Everything in the listing below has to be repeated exactly, except the pictures.
******************************
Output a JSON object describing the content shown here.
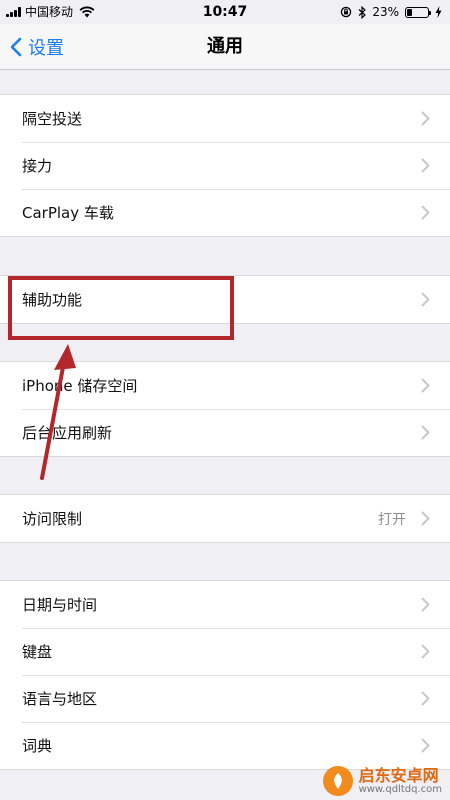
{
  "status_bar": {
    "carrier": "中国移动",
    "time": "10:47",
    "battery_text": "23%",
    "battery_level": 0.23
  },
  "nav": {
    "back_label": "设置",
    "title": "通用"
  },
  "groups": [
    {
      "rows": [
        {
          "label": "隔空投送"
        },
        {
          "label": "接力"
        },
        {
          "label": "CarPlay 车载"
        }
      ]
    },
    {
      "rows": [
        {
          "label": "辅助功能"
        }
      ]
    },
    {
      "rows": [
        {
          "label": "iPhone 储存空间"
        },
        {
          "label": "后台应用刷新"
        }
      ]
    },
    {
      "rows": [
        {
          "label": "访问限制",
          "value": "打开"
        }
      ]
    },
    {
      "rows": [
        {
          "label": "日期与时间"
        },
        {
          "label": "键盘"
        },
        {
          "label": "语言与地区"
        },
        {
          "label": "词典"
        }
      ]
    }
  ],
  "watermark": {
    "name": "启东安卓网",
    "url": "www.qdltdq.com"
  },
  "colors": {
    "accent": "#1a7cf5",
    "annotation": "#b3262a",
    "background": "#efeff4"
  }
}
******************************
▸ **Exercise response**
Output a JSON object describing the content shown here.
{
  "status_bar": {
    "carrier": "中国移动",
    "time": "10:47",
    "battery_text": "23%",
    "battery_level": 0.23
  },
  "nav": {
    "back_label": "设置",
    "title": "通用"
  },
  "groups": [
    {
      "rows": [
        {
          "label": "隔空投送"
        },
        {
          "label": "接力"
        },
        {
          "label": "CarPlay 车载"
        }
      ]
    },
    {
      "rows": [
        {
          "label": "辅助功能"
        }
      ]
    },
    {
      "rows": [
        {
          "label": "iPhone 储存空间"
        },
        {
          "label": "后台应用刷新"
        }
      ]
    },
    {
      "rows": [
        {
          "label": "访问限制",
          "value": "打开"
        }
      ]
    },
    {
      "rows": [
        {
          "label": "日期与时间"
        },
        {
          "label": "键盘"
        },
        {
          "label": "语言与地区"
        },
        {
          "label": "词典"
        }
      ]
    }
  ],
  "watermark": {
    "name": "启东安卓网",
    "url": "www.qdltdq.com"
  },
  "colors": {
    "accent": "#1a7cf5",
    "annotation": "#b3262a",
    "background": "#efeff4"
  }
}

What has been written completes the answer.